By Armen Zakarian
The European Union has laid out the key political and economic objectives of Armenia’s inclusion last year on the list of nations eligible for a privileged relationship with the expanding bloc.
An official from the European Commission’s regional representation, Jacques Vantomme, said on Thursday that Armenia can expect a “significant intensification” of its political, economic and security ties with the EU as part of the European Neighborhood Policy (ENP). He presented the EU’s relevant “country report” that will serve as the basis of a plan of actions stemming from the program to be negotiated by the two sides.
The 30-page report is expected to be endorsed by the foreign ministers of the EU’s 25 member states later this month. “There will be a kind of mandate for the European Commission to start negotiations with the Armenian government to prepare that action plan,” Vantomme told reporters in Yerevan
“The European Neighborhood Policy gives us an opportunity to take relations with Armenia up a gear,” EU Commissioner for External Relations and European Neighborhood Policy Benita Ferrero-Waldner is quoted as saying a statement attached to the report.
The document says the action plan should seek to promote democratic elections, the rule of law, respect for human rights, anti-corruption measures as well as further economic reforms in Armenia. It also reaffirms the EU demands for the closure of the Metsamor nuclear plant.

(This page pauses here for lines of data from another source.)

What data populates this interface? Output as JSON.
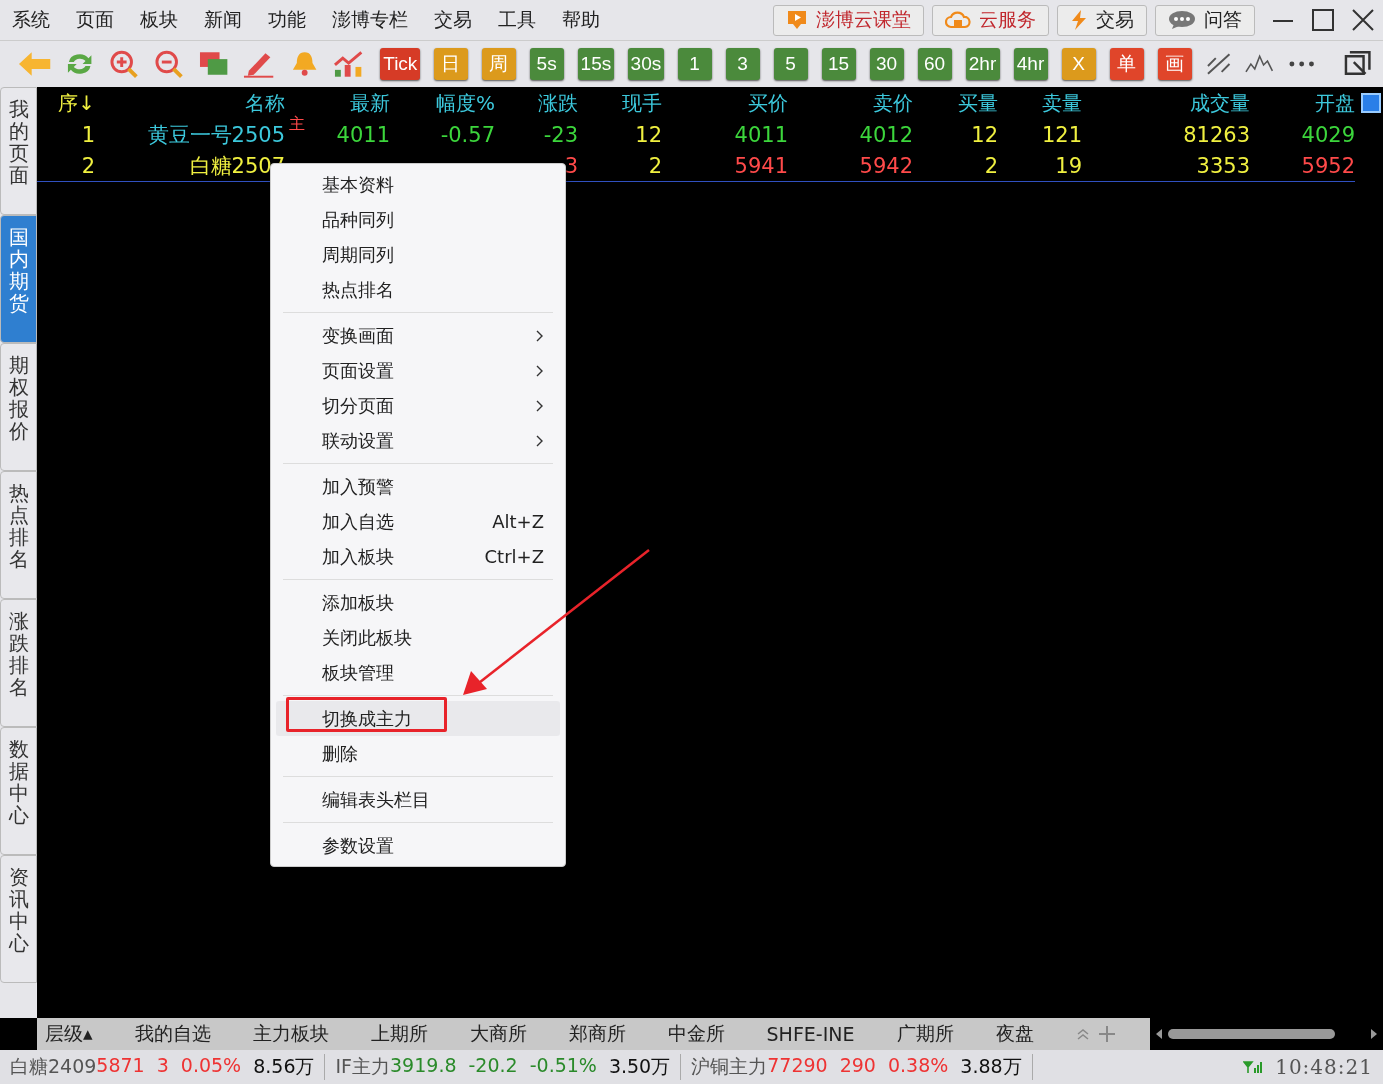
{
  "menubar": [
    "系统",
    "页面",
    "板块",
    "新闻",
    "功能",
    "澎博专栏",
    "交易",
    "工具",
    "帮助"
  ],
  "top_buttons": [
    {
      "label": "澎博云课堂",
      "kind": "course"
    },
    {
      "label": "云服务",
      "kind": "cloud"
    },
    {
      "label": "交易",
      "kind": "trade"
    },
    {
      "label": "问答",
      "kind": "chat"
    }
  ],
  "period_buttons": [
    {
      "label": "Tick",
      "color": "#d63b26"
    },
    {
      "label": "日",
      "color": "#dc9a1c"
    },
    {
      "label": "周",
      "color": "#dc9a1c"
    },
    {
      "label": "5s",
      "color": "#4b8a3c"
    },
    {
      "label": "15s",
      "color": "#4b8a3c"
    },
    {
      "label": "30s",
      "color": "#4b8a3c"
    },
    {
      "label": "1",
      "color": "#4b8a3c"
    },
    {
      "label": "3",
      "color": "#4b8a3c"
    },
    {
      "label": "5",
      "color": "#4b8a3c"
    },
    {
      "label": "15",
      "color": "#4b8a3c"
    },
    {
      "label": "30",
      "color": "#4b8a3c"
    },
    {
      "label": "60",
      "color": "#4b8a3c"
    },
    {
      "label": "2hr",
      "color": "#4b8a3c"
    },
    {
      "label": "4hr",
      "color": "#4b8a3c"
    },
    {
      "label": "X",
      "color": "#dc9a1c"
    },
    {
      "label": "单",
      "color": "#e0452a"
    },
    {
      "label": "画",
      "color": "#e0452a"
    }
  ],
  "sidebar": [
    {
      "label": "我的页面",
      "selected": false
    },
    {
      "label": "国内期货",
      "selected": true
    },
    {
      "label": "期权报价",
      "selected": false
    },
    {
      "label": "热点排名",
      "selected": false
    },
    {
      "label": "涨跌排名",
      "selected": false
    },
    {
      "label": "数据中心",
      "selected": false
    },
    {
      "label": "资讯中心",
      "selected": false
    }
  ],
  "table": {
    "columns": [
      {
        "label": "序↓",
        "kind": "index"
      },
      {
        "label": "名称",
        "kind": "name"
      },
      {
        "label": "最新",
        "kind": "price"
      },
      {
        "label": "幅度%",
        "kind": "price"
      },
      {
        "label": "涨跌",
        "kind": "price"
      },
      {
        "label": "现手",
        "kind": "volume"
      },
      {
        "label": "买价",
        "kind": "price"
      },
      {
        "label": "卖价",
        "kind": "price"
      },
      {
        "label": "买量",
        "kind": "volume"
      },
      {
        "label": "卖量",
        "kind": "volume"
      },
      {
        "label": "成交量",
        "kind": "volume"
      },
      {
        "label": "开盘",
        "kind": "price"
      }
    ],
    "settings_checked": true,
    "rows": [
      {
        "color": "#3cd63c",
        "tag": "主",
        "cells": [
          "1",
          {
            "text": "黄豆一号2505",
            "color": "#3cc8dc"
          },
          "4011",
          "-0.57",
          "-23",
          "12",
          "4011",
          "4012",
          "12",
          "121",
          "81263",
          "4029"
        ]
      },
      {
        "color": "#ff4a4a",
        "cells": [
          "2",
          {
            "text": "白糖2507",
            "color": "#f0f040"
          },
          null,
          null,
          "3",
          "2",
          "5941",
          "5942",
          "2",
          "19",
          "3353",
          "5952"
        ]
      }
    ]
  },
  "context_menu": [
    [
      {
        "label": "基本资料"
      },
      {
        "label": "品种同列"
      },
      {
        "label": "周期同列"
      },
      {
        "label": "热点排名"
      }
    ],
    [
      {
        "label": "变换画面",
        "submenu": true
      },
      {
        "label": "页面设置",
        "submenu": true
      },
      {
        "label": "切分页面",
        "submenu": true
      },
      {
        "label": "联动设置",
        "submenu": true
      }
    ],
    [
      {
        "label": "加入预警"
      },
      {
        "label": "加入自选",
        "shortcut": "Alt+Z"
      },
      {
        "label": "加入板块",
        "shortcut": "Ctrl+Z"
      }
    ],
    [
      {
        "label": "添加板块"
      },
      {
        "label": "关闭此板块"
      },
      {
        "label": "板块管理"
      }
    ],
    [
      {
        "label": "切换成主力",
        "selected": true
      },
      {
        "label": "删除",
        "selected": false
      }
    ],
    [
      {
        "label": "编辑表头栏目"
      }
    ],
    [
      {
        "label": "参数设置"
      }
    ]
  ],
  "bottom_tabs": [
    "层级▴",
    "我的自选",
    "主力板块",
    "上期所",
    "大商所",
    "郑商所",
    "中金所",
    "SHFE-INE",
    "广期所",
    "夜盘"
  ],
  "status_bar": {
    "tickers": [
      {
        "name": "白糖2409",
        "price": "5871",
        "change": "3",
        "pct": "0.05%",
        "volume": "8.56万",
        "color": "#ee3333"
      },
      {
        "name": "IF主力",
        "price": "3919.8",
        "change": "-20.2",
        "pct": "-0.51%",
        "volume": "3.50万",
        "color": "#2a8a2a"
      },
      {
        "name": "沪铜主力",
        "price": "77290",
        "change": "290",
        "pct": "0.38%",
        "volume": "3.88万",
        "color": "#ee3333"
      }
    ],
    "time": "10:48:21"
  }
}
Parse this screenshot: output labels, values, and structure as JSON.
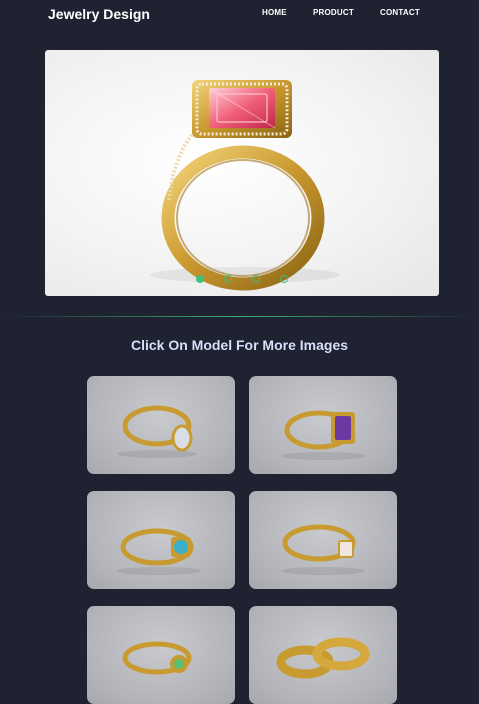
{
  "nav": {
    "brand": "Jewelry Design",
    "links": [
      "HOME",
      "PRODUCT",
      "CONTACT"
    ]
  },
  "hero": {
    "image": "ring-emerald-cut-pink-stone-halo-gold",
    "slides": 4,
    "active_slide": 1
  },
  "gallery": {
    "title": "Click On Model For More Images",
    "items": [
      "ring-oval-white-stone",
      "ring-emerald-cut-purple-stone-halo",
      "ring-blue-stone-halo-split-shank",
      "ring-cushion-clear-stone-pave",
      "ring-green-stone-cluster",
      "ring-pair-engraved-bands"
    ]
  },
  "colors": {
    "background": "#1f2230",
    "accent": "#3fbf7f",
    "title": "#d9defa"
  }
}
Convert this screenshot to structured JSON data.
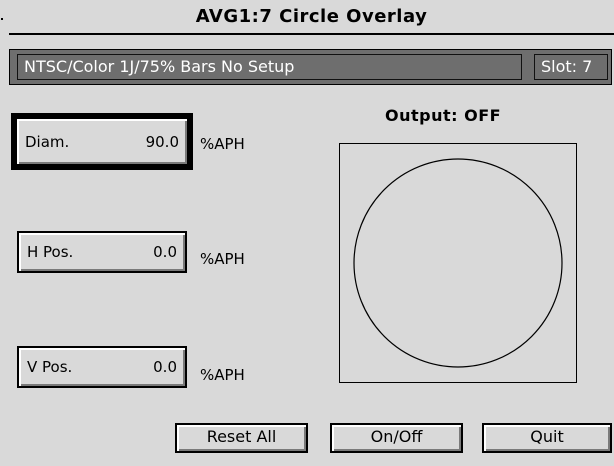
{
  "window": {
    "title": "AVG1:7  Circle Overlay"
  },
  "status": {
    "signal": "NTSC/Color 1J/75% Bars  No Setup",
    "slot": "Slot: 7"
  },
  "params": [
    {
      "label": "Diam.",
      "value": "90.0",
      "unit": "%APH",
      "selected": true
    },
    {
      "label": "H Pos.",
      "value": "0.0",
      "unit": "%APH",
      "selected": false
    },
    {
      "label": "V Pos.",
      "value": "0.0",
      "unit": "%APH",
      "selected": false
    }
  ],
  "output": {
    "label": "Output: OFF"
  },
  "buttons": {
    "reset_all": "Reset All",
    "on_off": "On/Off",
    "quit": "Quit"
  }
}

However, it does not specify what specifically needs to be done to speed up Armenia’s democratization. Unlike other pan-European organizations and the United States, the EU has so far had little involvement in political reform in the country. The union, for example, did not react to last spring’s dramatic events in Yerevan that prompted concern from international human rights watchdogs.
One of them, Human Rights Watch, accused the EU of doing little to prevent human rights abuses in Armenia. “Unfortunately, the EU failed to use [its Partnership and Cooperation Agreement with Armenia] publicly to encourage human rights improvements, issuing a press release that did not raise human rights concerns,” the said report.
Commenting on ENP, Vantomme singled out Metsamor’s decommissioning and the EU’s pledge to facilitate economic integration in the South Caucasus and the resolution of the regional conflicts. “The EU is increasing its regional engagement and becoming,” he said, adding that it will give “strong political support” the OSCE Minsk Group’s efforts to resolve the Nagorno-Karabakh conflict.
The Neighborhood Policy, also known as ‘Wider Europe’, offers participating nations extensive cooperation in political, security and economic matters without the prospect of EU membership. The scheme was expanded last June to include all three South Caucasus states.
The most tangible benefit offered by it is unfettered access to the EU's vast and affluent internal market of more than 450 million consumers. Countries covered by the program will also be eligible for additional EU assistance.
EU officials made it clear last year that Armenia, Azerbaijan and Georgia will not be able to draw any material benefits until 2007. Each of them will have to negotiate the action plans by that time.
The EU has already provided 380 million euros ($500 million) worth of economic aid to Armenia since 1992.
(Photolur photo: Jacques Vantomme.)